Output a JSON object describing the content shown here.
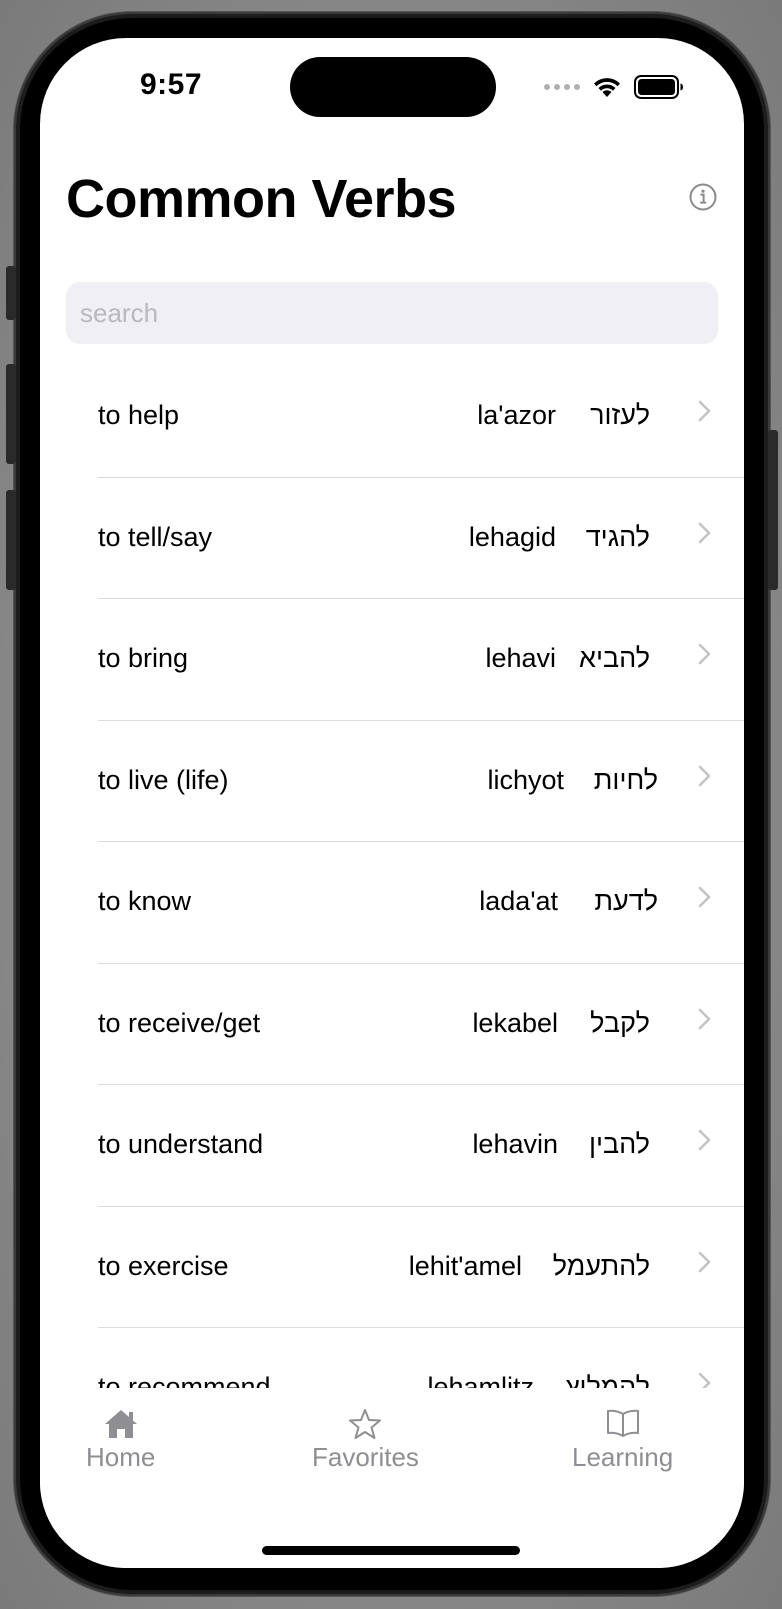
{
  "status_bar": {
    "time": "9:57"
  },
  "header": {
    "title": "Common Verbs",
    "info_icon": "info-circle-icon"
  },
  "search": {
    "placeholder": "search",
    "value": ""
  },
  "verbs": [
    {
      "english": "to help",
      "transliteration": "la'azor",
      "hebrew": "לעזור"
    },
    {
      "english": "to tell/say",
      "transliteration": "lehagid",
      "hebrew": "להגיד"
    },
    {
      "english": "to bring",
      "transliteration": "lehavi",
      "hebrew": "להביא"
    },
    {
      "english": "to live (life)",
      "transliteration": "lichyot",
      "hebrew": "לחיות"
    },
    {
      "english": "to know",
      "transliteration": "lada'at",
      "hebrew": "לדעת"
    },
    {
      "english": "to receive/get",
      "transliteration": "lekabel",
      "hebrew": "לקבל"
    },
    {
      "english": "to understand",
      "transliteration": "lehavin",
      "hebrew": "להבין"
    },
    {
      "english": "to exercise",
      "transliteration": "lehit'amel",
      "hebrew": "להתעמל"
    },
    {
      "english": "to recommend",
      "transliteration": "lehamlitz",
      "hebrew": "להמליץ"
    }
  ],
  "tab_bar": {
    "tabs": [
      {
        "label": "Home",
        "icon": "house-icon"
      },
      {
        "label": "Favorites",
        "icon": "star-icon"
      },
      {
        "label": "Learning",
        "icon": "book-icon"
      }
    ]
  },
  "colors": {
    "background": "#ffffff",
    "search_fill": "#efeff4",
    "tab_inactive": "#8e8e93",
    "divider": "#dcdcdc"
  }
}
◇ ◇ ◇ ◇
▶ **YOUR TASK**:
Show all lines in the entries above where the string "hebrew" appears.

▶ **RESPONSE TO THE TASK**:
      "hebrew": "לעזור"
      "hebrew": "להגיד"
      "hebrew": "להביא"
      "hebrew": "לחיות"
      "hebrew": "לדעת"
      "hebrew": "לקבל"
      "hebrew": "להבין"
      "hebrew": "להתעמל"
      "hebrew": "להמליץ"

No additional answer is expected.